Democrats Bret Chiafolo from Washington state and Michael Baca from Colorado hatched a plan they've dubbed "Moral Electors" to encourage Republicans to write-in a third candidate (they have proposed Mitt Romney or John Kasich), according to Politico. Despite the popular belief that electoral college members must vote for the voters' chosen candidate, in actuality there are only 29 states that have laws dictating how electors vote. Even those laws do not punish electors who vote against their state's choice. In Washington state, for instance, electors are supposed to follow their state's preferred candidate, but if they choose otherwise, they only face a $1,000 fine.
Although the electoral college is denounced as an arcane practice that does not reflect the majority's choice, it was originally implemented as a safety net if Americans were to choose a president that could harm the country. Alexander Hamilton described the electoral college as "small number of persons, selected by their fellow-citizens from the general mass" who are capable of selecting a winner with "discernment requisite to such complicated investigations." The electoral college is composed of representatives from all 50 states; the number of representatives from each state is equal to the number of house representatives and senators each state has.
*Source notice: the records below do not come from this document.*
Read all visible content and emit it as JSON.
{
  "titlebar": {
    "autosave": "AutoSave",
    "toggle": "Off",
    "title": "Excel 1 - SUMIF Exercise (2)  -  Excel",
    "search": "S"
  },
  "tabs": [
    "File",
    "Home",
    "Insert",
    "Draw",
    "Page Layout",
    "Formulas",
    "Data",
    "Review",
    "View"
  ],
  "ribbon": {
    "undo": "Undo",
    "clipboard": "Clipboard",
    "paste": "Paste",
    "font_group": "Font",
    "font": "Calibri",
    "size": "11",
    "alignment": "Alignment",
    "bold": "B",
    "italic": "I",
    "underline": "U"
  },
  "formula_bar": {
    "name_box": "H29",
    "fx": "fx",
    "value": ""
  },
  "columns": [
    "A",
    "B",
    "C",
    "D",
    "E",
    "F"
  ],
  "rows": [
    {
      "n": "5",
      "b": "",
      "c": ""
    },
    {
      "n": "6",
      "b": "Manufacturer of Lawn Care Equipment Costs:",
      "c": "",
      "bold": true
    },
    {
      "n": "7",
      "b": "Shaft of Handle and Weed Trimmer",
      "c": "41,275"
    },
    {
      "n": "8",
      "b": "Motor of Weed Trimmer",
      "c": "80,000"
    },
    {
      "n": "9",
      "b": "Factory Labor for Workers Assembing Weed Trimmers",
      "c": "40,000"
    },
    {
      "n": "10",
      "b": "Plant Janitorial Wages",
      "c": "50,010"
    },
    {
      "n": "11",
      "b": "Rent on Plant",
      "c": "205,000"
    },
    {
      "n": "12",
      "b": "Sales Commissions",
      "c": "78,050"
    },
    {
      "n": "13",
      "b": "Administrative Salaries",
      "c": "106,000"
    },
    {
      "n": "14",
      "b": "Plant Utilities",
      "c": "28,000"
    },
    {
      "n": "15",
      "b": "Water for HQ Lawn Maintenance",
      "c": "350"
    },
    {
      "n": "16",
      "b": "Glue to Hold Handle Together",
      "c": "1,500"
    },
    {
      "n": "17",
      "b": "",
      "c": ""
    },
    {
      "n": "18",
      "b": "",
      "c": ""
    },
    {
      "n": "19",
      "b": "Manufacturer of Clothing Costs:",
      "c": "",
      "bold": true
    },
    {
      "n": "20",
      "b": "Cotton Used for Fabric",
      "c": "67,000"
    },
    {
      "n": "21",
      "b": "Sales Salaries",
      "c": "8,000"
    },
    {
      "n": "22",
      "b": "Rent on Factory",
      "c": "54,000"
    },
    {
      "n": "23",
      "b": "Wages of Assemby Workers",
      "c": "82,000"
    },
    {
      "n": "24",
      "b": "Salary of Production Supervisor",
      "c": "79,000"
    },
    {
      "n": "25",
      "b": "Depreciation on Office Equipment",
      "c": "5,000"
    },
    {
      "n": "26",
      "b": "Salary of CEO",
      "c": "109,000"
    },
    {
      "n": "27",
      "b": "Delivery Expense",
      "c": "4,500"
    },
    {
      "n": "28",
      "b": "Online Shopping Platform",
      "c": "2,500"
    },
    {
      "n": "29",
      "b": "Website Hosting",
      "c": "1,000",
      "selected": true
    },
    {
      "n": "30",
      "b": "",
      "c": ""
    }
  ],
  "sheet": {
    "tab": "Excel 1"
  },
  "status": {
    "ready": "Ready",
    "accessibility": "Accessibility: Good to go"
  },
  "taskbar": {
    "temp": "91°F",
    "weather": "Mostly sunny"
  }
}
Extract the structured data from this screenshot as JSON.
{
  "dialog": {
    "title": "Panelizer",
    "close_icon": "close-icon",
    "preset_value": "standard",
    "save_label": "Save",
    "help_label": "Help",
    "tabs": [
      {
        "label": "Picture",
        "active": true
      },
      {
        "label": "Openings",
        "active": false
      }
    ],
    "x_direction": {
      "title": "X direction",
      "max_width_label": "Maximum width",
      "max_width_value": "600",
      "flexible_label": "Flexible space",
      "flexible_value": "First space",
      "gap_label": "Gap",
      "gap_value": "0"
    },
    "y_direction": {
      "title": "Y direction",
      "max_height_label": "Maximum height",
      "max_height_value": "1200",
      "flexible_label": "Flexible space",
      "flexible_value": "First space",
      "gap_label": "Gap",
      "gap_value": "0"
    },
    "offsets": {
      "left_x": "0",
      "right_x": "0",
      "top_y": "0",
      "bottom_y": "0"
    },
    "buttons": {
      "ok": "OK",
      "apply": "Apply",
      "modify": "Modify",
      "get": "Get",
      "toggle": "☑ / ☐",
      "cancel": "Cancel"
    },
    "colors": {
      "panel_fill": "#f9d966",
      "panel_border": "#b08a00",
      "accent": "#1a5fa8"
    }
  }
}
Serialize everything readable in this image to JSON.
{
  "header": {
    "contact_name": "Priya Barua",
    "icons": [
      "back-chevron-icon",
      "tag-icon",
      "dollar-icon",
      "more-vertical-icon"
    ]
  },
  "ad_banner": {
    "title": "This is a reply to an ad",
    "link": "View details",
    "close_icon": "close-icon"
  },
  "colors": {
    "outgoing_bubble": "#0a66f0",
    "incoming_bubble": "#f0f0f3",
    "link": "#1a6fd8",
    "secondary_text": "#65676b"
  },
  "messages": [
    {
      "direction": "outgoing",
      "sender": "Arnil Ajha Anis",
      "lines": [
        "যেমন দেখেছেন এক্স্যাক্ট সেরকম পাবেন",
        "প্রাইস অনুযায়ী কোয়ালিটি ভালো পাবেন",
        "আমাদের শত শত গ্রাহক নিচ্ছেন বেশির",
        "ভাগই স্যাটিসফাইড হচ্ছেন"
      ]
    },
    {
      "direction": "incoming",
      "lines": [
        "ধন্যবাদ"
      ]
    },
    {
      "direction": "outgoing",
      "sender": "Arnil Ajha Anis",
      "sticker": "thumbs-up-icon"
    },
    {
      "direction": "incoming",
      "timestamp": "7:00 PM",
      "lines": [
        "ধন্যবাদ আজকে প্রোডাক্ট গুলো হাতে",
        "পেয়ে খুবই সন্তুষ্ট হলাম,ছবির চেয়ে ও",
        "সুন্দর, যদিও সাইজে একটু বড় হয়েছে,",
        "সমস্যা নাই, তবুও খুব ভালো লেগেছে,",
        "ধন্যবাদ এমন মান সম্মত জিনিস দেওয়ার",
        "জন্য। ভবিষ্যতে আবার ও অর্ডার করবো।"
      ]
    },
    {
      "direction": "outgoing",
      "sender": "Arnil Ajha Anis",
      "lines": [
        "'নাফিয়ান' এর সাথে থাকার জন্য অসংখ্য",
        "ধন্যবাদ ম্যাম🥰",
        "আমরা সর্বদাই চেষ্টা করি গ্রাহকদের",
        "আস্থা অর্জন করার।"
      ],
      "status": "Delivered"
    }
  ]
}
Electors are typically nominated by their state's party.
When the Electoral College's 538 members meet on Dec. 19 to formally vote for president, Chiafolo and Baca hope that their effort can convince at least 37 Republicans to change their vote. Since the votes are still being counted in Michigan, a state with 16 electoral votes, they need 37 electorates to vote for another candidate so that Trump doesn't get the required 270 votes to win. (Even though they are Democrats, Chiafolo and Baca are not looking to send Clinton to the White House; they are committed to a third candidate as a solution.)
Chiafolo acknowledged his scheme's slim chances of success during an interview with Poltico, but he also expressed faith in the possibility. "I do see situations where — when we've already had two or three [Republican] electors state publicly they didn't want to vote for Trump," Chiafolo said. "How many of them have real issues with Donald Trump in private?" The last time a so-called "faithless elector" cast their ballot for someone other than the state's voted candidate was in 2004, when an elector chose John Edwards over John Kerry. "Faithless electors" have never voted en masse in American history before, however.
Politico also noted that while 29 states have laws dictating how electoral officials vote, the mandates are rarely enforced and some lawyers believe they are also unconstitutional. Even Donald Trump stated after the 2012 election that the electoral college is a "disaster for democracy," though he's probably changed his position since winning.